** Directions **
Your answer should contain each record from the listing, repeated exactly.

** Data to process **
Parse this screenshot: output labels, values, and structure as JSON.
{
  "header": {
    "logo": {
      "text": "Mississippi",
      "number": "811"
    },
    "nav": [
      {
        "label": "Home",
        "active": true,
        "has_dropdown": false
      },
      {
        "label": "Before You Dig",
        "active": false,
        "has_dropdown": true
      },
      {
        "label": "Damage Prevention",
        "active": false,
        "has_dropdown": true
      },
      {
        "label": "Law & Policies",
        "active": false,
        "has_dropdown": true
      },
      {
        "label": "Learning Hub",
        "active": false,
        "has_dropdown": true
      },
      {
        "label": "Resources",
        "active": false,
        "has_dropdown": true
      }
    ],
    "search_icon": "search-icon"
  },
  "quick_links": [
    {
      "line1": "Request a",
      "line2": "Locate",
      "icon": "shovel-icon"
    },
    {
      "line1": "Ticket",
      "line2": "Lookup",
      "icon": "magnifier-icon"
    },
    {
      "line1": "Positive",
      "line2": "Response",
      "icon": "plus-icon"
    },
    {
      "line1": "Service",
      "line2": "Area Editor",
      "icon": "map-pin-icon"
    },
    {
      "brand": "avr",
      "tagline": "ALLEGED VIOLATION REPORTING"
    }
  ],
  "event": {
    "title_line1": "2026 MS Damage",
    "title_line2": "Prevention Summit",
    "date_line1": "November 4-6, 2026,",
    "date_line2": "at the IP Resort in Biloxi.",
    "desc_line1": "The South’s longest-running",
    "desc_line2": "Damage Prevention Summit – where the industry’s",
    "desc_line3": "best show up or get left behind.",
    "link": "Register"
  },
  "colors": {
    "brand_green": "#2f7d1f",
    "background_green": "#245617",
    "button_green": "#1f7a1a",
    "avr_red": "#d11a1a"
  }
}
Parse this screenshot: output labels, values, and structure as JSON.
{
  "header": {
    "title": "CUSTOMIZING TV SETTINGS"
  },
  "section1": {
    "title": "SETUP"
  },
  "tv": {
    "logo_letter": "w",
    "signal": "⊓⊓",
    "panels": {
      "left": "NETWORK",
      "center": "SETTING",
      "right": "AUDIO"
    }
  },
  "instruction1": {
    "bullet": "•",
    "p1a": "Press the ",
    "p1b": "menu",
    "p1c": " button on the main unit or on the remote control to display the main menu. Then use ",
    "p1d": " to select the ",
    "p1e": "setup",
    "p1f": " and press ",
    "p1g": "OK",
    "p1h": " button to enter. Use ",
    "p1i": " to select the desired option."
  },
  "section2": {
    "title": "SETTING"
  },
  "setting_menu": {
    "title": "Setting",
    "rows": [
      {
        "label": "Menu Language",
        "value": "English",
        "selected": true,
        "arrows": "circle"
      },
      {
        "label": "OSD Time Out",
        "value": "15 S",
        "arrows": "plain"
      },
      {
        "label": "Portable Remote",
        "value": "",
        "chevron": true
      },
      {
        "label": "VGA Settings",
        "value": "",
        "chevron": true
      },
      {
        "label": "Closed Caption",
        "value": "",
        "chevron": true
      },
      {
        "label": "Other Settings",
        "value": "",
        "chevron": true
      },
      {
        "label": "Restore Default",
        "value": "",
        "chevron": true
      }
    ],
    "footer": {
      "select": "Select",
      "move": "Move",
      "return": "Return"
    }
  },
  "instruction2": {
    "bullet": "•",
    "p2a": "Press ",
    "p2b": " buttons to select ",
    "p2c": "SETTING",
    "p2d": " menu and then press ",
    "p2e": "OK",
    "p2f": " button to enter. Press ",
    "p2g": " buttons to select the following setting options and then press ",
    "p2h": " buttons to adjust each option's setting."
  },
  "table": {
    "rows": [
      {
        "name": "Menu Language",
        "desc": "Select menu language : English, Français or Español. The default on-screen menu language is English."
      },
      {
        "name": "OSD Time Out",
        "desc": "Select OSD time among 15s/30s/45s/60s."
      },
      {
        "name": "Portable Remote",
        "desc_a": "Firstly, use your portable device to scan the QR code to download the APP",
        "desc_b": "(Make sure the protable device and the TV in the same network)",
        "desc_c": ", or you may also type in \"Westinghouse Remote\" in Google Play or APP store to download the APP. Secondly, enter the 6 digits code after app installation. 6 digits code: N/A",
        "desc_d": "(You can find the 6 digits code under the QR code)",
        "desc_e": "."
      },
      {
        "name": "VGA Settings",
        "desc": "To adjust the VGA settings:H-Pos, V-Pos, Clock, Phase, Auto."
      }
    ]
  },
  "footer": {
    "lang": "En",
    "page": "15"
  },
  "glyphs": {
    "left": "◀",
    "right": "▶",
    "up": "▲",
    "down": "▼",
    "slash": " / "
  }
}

** Exercise solution **
Parse this screenshot: output labels, values, and structure as JSON.
{
  "header": {
    "logo": {
      "text": "Mississippi",
      "number": "811"
    },
    "nav": [
      {
        "label": "Home",
        "active": true,
        "has_dropdown": false
      },
      {
        "label": "Before You Dig",
        "active": false,
        "has_dropdown": true
      },
      {
        "label": "Damage Prevention",
        "active": false,
        "has_dropdown": true
      },
      {
        "label": "Law & Policies",
        "active": false,
        "has_dropdown": true
      },
      {
        "label": "Learning Hub",
        "active": false,
        "has_dropdown": true
      },
      {
        "label": "Resources",
        "active": false,
        "has_dropdown": true
      }
    ],
    "search_icon": "search-icon"
  },
  "quick_links": [
    {
      "line1": "Request a",
      "line2": "Locate",
      "icon": "shovel-icon"
    },
    {
      "line1": "Ticket",
      "line2": "Lookup",
      "icon": "magnifier-icon"
    },
    {
      "line1": "Positive",
      "line2": "Response",
      "icon": "plus-icon"
    },
    {
      "line1": "Service",
      "line2": "Area Editor",
      "icon": "map-pin-icon"
    },
    {
      "brand": "avr",
      "tagline": "ALLEGED VIOLATION REPORTING"
    }
  ],
  "event": {
    "title_line1": "2026 MS Damage",
    "title_line2": "Prevention Summit",
    "date_line1": "November 4-6, 2026,",
    "date_line2": "at the IP Resort in Biloxi.",
    "desc_line1": "The South’s longest-running",
    "desc_line2": "Damage Prevention Summit – where the industry’s",
    "desc_line3": "best show up or get left behind.",
    "link": "Register"
  },
  "colors": {
    "brand_green": "#2f7d1f",
    "background_green": "#245617",
    "button_green": "#1f7a1a",
    "avr_red": "#d11a1a"
  }
}
Parse this screenshot: output labels, values, and structure as JSON.
{
  "header": {
    "title": "CUSTOMIZING TV SETTINGS"
  },
  "section1": {
    "title": "SETUP"
  },
  "tv": {
    "logo_letter": "w",
    "signal": "⊓⊓",
    "panels": {
      "left": "NETWORK",
      "center": "SETTING",
      "right": "AUDIO"
    }
  },
  "instruction1": {
    "bullet": "•",
    "p1a": "Press the ",
    "p1b": "menu",
    "p1c": " button on the main unit or on the remote control to display the main menu. Then use ",
    "p1d": " to select the ",
    "p1e": "setup",
    "p1f": " and press ",
    "p1g": "OK",
    "p1h": " button to enter. Use ",
    "p1i": " to select the desired option."
  },
  "section2": {
    "title": "SETTING"
  },
  "setting_menu": {
    "title": "Setting",
    "rows": [
      {
        "label": "Menu Language",
        "value": "English",
        "selected": true,
        "arrows": "circle"
      },
      {
        "label": "OSD Time Out",
        "value": "15 S",
        "arrows": "plain"
      },
      {
        "label": "Portable Remote",
        "value": "",
        "chevron": true
      },
      {
        "label": "VGA Settings",
        "value": "",
        "chevron": true
      },
      {
        "label": "Closed Caption",
        "value": "",
        "chevron": true
      },
      {
        "label": "Other Settings",
        "value": "",
        "chevron": true
      },
      {
        "label": "Restore Default",
        "value": "",
        "chevron": true
      }
    ],
    "footer": {
      "select": "Select",
      "move": "Move",
      "return": "Return"
    }
  },
  "instruction2": {
    "bullet": "•",
    "p2a": "Press ",
    "p2b": " buttons to select ",
    "p2c": "SETTING",
    "p2d": " menu and then press ",
    "p2e": "OK",
    "p2f": " button to enter. Press ",
    "p2g": " buttons to select the following setting options and then press ",
    "p2h": " buttons to adjust each option's setting."
  },
  "table": {
    "rows": [
      {
        "name": "Menu Language",
        "desc": "Select menu language : English, Français or Español. The default on-screen menu language is English."
      },
      {
        "name": "OSD Time Out",
        "desc": "Select OSD time among 15s/30s/45s/60s."
      },
      {
        "name": "Portable Remote",
        "desc_a": "Firstly, use your portable device to scan the QR code to download the APP",
        "desc_b": "(Make sure the protable device and the TV in the same network)",
        "desc_c": ", or you may also type in \"Westinghouse Remote\" in Google Play or APP store to download the APP. Secondly, enter the 6 digits code after app installation. 6 digits code: N/A",
        "desc_d": "(You can find the 6 digits code under the QR code)",
        "desc_e": "."
      },
      {
        "name": "VGA Settings",
        "desc": "To adjust the VGA settings:H-Pos, V-Pos, Clock, Phase, Auto."
      }
    ]
  },
  "footer": {
    "lang": "En",
    "page": "15"
  },
  "glyphs": {
    "left": "◀",
    "right": "▶",
    "up": "▲",
    "down": "▼",
    "slash": " / "
  }
}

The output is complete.